The PIOMAS graphs at the Polar Science Center of the Applied Physics Laboratory at the University of Washington have been updated. It reached an all-time low of 4.4 thousand km3 last month, but went down some more as we can see on Larry Hamilton's stack graph (Larry also wrote a great blog post discussing these numbers):
So the new record minimum volume is 4.0 thousand cubic kilometers.
Here is the current volume as modeled by the folks from the APL/PSC:
And the volume anomaly:
Let me stress that these volume numbers aren't observed data, but are calculated using the Pan-Arctic Ice Ocean Modeling and Assimilation System (PIOMAS, Zhang and Rothrock, 2003). The real numbers probably aren't off by much, and I base this on some snippets of information like the ice thickness measured at the North Pole by the Polarstern crew and buoy information, but we can't know for sure until the CryoSat-2 team starts churning out some well-calibrated numbers and ice thickness maps.
As always Wipneus was faster than the speed of light (or neutrinos if you prefer) and updated his graphs. Here is his graph showing all the yearly trend lines in the period 2002-2011:

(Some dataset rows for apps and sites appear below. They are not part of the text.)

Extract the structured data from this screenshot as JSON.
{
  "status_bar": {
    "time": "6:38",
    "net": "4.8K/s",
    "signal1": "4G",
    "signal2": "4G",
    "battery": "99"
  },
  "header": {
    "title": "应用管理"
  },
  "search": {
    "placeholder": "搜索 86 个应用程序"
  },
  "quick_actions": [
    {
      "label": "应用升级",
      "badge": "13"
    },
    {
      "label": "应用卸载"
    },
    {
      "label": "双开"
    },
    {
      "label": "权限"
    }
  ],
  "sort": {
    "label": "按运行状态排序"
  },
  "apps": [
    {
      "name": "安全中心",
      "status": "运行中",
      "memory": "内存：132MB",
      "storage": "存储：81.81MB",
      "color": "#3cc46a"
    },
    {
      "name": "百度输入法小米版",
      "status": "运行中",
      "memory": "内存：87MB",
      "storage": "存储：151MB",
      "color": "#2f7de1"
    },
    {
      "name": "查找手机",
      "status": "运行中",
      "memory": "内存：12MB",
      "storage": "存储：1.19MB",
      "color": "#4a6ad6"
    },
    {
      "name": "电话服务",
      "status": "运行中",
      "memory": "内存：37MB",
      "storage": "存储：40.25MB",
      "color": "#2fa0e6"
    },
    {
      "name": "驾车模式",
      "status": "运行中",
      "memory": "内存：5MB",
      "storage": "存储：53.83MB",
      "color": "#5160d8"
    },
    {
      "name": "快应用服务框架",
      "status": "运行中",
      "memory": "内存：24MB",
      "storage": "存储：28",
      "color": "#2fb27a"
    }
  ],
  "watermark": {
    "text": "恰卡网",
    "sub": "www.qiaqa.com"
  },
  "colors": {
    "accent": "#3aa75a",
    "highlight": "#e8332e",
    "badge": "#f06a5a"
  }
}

Wipneus has one last graph that shows a little bit more clearly that the current number actually is right on (or just below) the projected exponential downward trend:
Whether the decline will continue in exponential fashion, remains to be seen of course. But it's low. Very, very low.